However, although mobile video has been around for longer than programmatic media trading itself, it is still seen as an industry in development. There have been a number of acquisitions and IPOs (such as Facebook’s recent acquisition of LiveRail) as the big players jostle to increase their capabilities and expertise.
From a content perspective, the limited screen size of mobile phones, video download times and the need for better creative tailored for the medium are also seen as significant issues to be overcome. There is also a sense that approaches are moving from being dominated by pre-roll, to it being complemented by a richer, more interactive experience.
Rohit Dhawan, director product management, EMEA at Google summarises the problem with pre-roll advertising: “One thing we’re focusing on with YouTube is giving the voice to the consumer. If you don’t want to watch the video, we have technology called Trueview which allows the consumer to skip the ad after five seconds. This often has a positive impact on brand lift (an impact measurement). However, if people are forced to watch the ad, then they may get annoyed which could negatively impact user perception of both YouTube and the brand.”
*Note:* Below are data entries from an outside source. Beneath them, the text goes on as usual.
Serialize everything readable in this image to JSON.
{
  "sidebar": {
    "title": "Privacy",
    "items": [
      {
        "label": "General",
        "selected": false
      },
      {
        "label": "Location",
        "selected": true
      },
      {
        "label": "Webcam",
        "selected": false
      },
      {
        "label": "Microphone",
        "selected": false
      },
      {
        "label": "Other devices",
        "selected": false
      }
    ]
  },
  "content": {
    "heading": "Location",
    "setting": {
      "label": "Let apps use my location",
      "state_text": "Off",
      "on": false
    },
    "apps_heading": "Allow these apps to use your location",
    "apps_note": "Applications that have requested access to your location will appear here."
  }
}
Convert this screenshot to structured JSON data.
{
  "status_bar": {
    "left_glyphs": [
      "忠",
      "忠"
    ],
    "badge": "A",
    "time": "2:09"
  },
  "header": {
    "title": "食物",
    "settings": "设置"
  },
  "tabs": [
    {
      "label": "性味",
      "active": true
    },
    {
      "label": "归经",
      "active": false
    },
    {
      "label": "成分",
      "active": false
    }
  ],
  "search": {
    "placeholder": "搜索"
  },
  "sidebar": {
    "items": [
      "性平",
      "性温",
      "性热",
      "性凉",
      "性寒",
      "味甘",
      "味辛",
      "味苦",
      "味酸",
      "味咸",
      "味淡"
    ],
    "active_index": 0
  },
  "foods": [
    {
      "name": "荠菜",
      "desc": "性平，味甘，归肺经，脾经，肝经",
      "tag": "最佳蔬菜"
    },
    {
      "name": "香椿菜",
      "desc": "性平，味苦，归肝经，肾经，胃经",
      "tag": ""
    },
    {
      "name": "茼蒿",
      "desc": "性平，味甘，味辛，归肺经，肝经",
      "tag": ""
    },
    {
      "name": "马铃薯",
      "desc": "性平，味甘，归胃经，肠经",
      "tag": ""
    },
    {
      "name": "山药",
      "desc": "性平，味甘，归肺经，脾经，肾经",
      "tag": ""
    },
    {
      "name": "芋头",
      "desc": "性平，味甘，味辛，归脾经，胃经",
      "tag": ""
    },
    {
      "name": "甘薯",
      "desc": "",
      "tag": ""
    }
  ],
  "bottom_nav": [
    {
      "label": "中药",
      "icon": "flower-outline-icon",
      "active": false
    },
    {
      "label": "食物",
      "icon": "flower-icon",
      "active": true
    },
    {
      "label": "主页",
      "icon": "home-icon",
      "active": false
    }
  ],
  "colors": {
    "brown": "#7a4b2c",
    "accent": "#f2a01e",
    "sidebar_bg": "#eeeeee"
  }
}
Steve Filler, chief executive of tech and distribution at Rockabox, says: “The next steps seem to be about agencies looking to deliver mobile, richer non standard formats programmatically. That’s about agency desks looking to expand their offering and publishers looking to provide more inventory.”
However, he sees the future as a complementary mix of both interruptive and interactive advertising. In fact, most of those interviewed cited a need for better creative approaches and digital video advertising to be considered a channel in its own right, rather than a repurposing of TV advertising.
The ability to track users across screens and devices remains a major hurdle in the programmatic media buying of rich media and video. Facebook has gone some way to addressing this problem for its advertisers with the launch of its cross-device reporting last month, but tracking people across devices across the wider web is difficult and is, ultimately holding back some spending in video programmatic.
So as the technology continues to evolve, the wider advertising industry must adapt just as quickly and brands must begin to react accordingly with the guidelines recently released by the World Federation of Advertisers (WFA) to help them better tackle programmatic ad trading issues.
The announcement also unveiled the first-ever WFA programmatic ‘taskforce’, with Coca-Cola, Mastercard and Philips among the inaugural members, indicating how programmatic can no longer be categorised as a niche technology.
Rather, it is a major trend that every tier of the industry must grapple with and with the consumer shift towards mobile media consumption, the pace of change is unlikely to slow down.
This feature was first published in The Drum's 17 September issue.